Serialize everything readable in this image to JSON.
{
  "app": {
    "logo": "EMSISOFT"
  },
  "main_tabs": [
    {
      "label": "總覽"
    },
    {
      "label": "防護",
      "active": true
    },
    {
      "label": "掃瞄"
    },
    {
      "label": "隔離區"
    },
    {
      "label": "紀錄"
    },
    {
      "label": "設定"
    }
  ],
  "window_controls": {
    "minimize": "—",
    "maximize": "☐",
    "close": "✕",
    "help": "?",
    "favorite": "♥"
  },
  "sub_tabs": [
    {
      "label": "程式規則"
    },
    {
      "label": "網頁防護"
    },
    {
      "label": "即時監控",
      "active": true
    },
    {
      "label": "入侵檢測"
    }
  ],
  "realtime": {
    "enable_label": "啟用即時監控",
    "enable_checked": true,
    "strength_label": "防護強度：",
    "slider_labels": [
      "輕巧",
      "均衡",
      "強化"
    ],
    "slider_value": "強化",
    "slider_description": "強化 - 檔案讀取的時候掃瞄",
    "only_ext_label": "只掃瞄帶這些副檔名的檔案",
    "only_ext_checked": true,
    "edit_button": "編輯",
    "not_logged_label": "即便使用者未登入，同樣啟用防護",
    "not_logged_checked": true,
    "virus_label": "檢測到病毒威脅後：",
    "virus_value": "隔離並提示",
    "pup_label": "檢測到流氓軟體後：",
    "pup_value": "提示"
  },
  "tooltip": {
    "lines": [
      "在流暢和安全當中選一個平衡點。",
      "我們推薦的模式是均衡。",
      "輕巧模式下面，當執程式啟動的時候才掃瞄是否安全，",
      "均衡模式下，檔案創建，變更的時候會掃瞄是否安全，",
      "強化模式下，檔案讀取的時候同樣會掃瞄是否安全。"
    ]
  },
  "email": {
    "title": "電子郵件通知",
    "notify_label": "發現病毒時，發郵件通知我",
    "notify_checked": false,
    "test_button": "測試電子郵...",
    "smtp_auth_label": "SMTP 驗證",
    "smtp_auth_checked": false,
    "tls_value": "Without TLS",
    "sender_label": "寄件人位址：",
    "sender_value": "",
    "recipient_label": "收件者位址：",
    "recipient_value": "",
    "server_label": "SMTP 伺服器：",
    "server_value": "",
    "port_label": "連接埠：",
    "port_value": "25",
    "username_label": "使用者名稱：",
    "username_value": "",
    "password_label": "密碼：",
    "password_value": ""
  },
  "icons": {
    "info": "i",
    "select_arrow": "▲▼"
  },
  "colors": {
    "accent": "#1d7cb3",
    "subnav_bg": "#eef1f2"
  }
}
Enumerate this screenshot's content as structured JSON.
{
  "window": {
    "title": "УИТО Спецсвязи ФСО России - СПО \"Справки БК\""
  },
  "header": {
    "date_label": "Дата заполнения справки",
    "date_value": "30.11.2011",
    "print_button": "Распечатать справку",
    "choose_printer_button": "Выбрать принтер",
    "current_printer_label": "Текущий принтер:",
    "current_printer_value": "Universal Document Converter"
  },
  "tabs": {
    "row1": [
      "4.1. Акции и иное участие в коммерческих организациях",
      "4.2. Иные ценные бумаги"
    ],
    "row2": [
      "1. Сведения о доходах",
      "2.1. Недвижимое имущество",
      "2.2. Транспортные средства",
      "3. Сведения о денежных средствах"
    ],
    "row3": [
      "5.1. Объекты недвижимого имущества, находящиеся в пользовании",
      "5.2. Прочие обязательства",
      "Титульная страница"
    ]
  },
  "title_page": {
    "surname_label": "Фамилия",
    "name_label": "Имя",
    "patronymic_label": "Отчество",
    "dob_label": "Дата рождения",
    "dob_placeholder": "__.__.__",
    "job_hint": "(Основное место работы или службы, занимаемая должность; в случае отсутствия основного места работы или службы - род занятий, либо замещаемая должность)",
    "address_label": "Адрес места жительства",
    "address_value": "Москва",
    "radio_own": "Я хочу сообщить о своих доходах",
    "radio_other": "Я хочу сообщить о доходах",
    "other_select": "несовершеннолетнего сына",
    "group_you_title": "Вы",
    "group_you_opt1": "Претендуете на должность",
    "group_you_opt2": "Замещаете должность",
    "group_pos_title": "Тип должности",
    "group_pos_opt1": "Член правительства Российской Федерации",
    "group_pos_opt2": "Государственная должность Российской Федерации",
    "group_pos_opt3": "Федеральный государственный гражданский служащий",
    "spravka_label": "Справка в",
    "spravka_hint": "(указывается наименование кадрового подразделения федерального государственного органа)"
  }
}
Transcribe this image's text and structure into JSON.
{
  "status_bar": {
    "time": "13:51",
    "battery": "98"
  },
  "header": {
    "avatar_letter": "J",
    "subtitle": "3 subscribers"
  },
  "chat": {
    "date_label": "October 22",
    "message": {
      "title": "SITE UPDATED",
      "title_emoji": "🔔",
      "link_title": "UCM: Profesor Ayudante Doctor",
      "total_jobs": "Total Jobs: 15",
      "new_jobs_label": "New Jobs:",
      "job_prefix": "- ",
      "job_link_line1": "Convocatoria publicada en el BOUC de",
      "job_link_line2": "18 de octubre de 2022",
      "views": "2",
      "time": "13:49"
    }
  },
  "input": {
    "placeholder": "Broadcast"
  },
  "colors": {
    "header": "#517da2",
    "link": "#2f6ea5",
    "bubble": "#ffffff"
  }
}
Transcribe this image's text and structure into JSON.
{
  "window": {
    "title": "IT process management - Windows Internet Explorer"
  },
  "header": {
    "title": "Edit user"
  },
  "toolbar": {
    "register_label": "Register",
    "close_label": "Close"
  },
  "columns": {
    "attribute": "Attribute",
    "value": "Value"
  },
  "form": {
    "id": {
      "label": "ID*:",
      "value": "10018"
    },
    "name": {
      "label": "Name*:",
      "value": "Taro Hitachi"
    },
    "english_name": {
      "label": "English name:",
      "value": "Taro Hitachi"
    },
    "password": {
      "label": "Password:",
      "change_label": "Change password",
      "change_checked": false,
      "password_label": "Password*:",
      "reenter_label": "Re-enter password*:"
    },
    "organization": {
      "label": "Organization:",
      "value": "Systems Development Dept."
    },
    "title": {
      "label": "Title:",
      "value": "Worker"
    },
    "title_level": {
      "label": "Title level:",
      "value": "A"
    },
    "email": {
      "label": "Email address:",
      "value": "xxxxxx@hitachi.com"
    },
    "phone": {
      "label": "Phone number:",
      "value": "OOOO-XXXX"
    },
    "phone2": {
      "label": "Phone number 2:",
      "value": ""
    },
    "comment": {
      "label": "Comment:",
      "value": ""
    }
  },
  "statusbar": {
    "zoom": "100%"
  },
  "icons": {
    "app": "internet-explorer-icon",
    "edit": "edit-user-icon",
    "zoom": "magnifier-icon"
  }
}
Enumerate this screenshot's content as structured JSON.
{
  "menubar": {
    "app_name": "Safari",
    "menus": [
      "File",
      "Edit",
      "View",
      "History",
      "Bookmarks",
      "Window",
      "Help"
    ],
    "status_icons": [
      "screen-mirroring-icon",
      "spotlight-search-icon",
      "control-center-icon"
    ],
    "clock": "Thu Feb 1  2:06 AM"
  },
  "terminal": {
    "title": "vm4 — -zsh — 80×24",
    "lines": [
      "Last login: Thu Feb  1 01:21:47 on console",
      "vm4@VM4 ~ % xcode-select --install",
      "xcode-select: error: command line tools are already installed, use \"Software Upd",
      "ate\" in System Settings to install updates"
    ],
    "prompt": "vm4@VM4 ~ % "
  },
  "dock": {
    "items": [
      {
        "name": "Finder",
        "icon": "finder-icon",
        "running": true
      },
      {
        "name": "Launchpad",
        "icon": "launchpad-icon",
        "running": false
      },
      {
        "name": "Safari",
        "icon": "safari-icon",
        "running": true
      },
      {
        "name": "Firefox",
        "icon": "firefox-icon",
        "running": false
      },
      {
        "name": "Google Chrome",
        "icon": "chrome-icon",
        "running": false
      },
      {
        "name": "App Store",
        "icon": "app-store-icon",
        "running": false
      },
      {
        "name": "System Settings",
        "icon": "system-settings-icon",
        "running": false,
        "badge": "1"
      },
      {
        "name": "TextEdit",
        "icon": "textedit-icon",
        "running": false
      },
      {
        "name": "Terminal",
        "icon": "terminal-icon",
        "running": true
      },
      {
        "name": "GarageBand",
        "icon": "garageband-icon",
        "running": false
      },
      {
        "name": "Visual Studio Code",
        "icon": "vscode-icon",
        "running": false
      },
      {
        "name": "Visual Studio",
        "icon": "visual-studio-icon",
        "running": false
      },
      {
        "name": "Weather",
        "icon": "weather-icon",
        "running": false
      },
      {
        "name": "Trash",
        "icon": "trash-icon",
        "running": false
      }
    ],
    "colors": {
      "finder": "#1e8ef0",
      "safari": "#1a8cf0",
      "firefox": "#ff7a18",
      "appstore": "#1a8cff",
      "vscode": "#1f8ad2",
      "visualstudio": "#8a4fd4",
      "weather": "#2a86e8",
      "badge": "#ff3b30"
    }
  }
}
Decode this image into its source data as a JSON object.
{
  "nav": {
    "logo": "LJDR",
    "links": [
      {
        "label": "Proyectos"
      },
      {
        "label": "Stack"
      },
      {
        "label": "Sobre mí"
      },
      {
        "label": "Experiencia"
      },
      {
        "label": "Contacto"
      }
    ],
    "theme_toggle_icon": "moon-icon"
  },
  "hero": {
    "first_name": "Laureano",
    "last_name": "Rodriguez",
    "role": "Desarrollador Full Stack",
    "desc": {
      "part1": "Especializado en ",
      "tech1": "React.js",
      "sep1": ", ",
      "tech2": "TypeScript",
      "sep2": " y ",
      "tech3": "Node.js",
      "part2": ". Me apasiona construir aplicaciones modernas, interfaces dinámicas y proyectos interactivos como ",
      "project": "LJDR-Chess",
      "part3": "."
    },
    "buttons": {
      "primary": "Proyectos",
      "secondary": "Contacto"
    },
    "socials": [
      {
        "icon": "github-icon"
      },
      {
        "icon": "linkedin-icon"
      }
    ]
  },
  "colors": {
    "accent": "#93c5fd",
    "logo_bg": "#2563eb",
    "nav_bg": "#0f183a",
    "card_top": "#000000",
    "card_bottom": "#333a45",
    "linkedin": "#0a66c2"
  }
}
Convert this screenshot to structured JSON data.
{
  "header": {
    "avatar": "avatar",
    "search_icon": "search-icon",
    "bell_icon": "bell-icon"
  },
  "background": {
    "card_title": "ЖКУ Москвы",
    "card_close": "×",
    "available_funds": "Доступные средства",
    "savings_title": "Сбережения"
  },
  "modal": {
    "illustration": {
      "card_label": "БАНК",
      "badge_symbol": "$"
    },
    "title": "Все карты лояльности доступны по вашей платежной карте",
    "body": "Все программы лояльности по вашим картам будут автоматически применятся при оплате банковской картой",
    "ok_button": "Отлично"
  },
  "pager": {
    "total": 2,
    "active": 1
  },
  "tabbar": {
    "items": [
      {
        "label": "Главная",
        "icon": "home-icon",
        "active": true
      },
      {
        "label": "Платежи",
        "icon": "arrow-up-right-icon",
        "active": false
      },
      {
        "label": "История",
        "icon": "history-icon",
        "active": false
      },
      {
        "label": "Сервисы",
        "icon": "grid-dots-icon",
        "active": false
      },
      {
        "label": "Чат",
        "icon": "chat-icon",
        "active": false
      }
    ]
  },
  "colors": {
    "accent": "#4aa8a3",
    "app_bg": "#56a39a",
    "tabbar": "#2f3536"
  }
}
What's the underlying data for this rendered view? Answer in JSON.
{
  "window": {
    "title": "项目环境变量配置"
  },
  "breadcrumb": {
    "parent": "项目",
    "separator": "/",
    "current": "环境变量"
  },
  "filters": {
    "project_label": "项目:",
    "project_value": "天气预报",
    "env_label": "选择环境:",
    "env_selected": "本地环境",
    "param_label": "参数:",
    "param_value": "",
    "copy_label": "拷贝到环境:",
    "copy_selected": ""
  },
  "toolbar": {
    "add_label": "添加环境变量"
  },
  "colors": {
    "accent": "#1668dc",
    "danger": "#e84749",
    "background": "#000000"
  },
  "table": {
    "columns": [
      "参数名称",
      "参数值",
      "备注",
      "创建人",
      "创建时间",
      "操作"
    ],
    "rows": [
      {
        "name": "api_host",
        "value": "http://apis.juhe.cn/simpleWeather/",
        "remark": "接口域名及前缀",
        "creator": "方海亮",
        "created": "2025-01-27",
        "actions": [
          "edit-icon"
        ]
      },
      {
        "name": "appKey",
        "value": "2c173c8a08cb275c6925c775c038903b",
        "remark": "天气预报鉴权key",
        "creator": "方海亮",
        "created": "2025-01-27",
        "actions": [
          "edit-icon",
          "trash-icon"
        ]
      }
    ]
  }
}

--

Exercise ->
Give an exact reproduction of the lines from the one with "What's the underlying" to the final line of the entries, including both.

Exercise answer ->
What's the underlying data for this rendered view? Answer in JSON.
{
  "window": {
    "title": "项目环境变量配置"
  },
  "breadcrumb": {
    "parent": "项目",
    "separator": "/",
    "current": "环境变量"
  },
  "filters": {
    "project_label": "项目:",
    "project_value": "天气预报",
    "env_label": "选择环境:",
    "env_selected": "本地环境",
    "param_label": "参数:",
    "param_value": "",
    "copy_label": "拷贝到环境:",
    "copy_selected": ""
  },
  "toolbar": {
    "add_label": "添加环境变量"
  },
  "colors": {
    "accent": "#1668dc",
    "danger": "#e84749",
    "background": "#000000"
  },
  "table": {
    "columns": [
      "参数名称",
      "参数值",
      "备注",
      "创建人",
      "创建时间",
      "操作"
    ],
    "rows": [
      {
        "name": "api_host",
        "value": "http://apis.juhe.cn/simpleWeather/",
        "remark": "接口域名及前缀",
        "creator": "方海亮",
        "created": "2025-01-27",
        "actions": [
          "edit-icon"
        ]
      },
      {
        "name": "appKey",
        "value": "2c173c8a08cb275c6925c775c038903b",
        "remark": "天气预报鉴权key",
        "creator": "方海亮",
        "created": "2025-01-27",
        "actions": [
          "edit-icon",
          "trash-icon"
        ]
      }
    ]
  }
}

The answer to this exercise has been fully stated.